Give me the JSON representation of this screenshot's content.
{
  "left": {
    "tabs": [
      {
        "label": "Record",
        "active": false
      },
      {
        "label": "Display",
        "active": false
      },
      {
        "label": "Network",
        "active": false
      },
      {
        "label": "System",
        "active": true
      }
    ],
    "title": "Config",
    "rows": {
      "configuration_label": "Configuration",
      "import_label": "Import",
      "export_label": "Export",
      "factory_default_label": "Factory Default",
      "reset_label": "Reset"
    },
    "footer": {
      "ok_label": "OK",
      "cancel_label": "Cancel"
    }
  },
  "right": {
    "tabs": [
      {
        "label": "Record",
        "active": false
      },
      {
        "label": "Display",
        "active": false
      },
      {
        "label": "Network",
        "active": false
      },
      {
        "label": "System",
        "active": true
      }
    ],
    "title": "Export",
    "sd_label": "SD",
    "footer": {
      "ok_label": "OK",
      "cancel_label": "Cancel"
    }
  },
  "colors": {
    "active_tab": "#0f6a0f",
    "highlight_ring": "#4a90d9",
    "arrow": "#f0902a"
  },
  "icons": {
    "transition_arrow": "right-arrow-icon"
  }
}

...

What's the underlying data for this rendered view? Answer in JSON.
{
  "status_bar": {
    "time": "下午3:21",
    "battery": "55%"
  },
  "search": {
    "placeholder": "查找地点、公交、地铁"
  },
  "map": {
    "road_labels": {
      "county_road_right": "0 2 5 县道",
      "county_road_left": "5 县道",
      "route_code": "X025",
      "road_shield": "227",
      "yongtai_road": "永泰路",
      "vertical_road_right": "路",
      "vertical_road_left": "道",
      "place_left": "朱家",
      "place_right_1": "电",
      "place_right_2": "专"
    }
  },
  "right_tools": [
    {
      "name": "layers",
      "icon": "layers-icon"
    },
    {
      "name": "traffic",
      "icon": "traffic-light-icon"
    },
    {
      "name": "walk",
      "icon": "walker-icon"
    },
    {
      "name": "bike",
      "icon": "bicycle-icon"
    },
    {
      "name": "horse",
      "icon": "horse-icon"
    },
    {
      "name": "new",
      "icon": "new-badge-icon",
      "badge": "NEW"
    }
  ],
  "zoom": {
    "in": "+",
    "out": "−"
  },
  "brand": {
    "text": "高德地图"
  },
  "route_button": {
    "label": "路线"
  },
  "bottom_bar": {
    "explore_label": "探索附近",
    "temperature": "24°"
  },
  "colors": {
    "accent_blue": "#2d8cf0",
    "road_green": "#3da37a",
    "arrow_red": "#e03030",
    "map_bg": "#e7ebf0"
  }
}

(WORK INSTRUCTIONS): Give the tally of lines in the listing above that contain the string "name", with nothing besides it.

(ANSWER SPACE): 6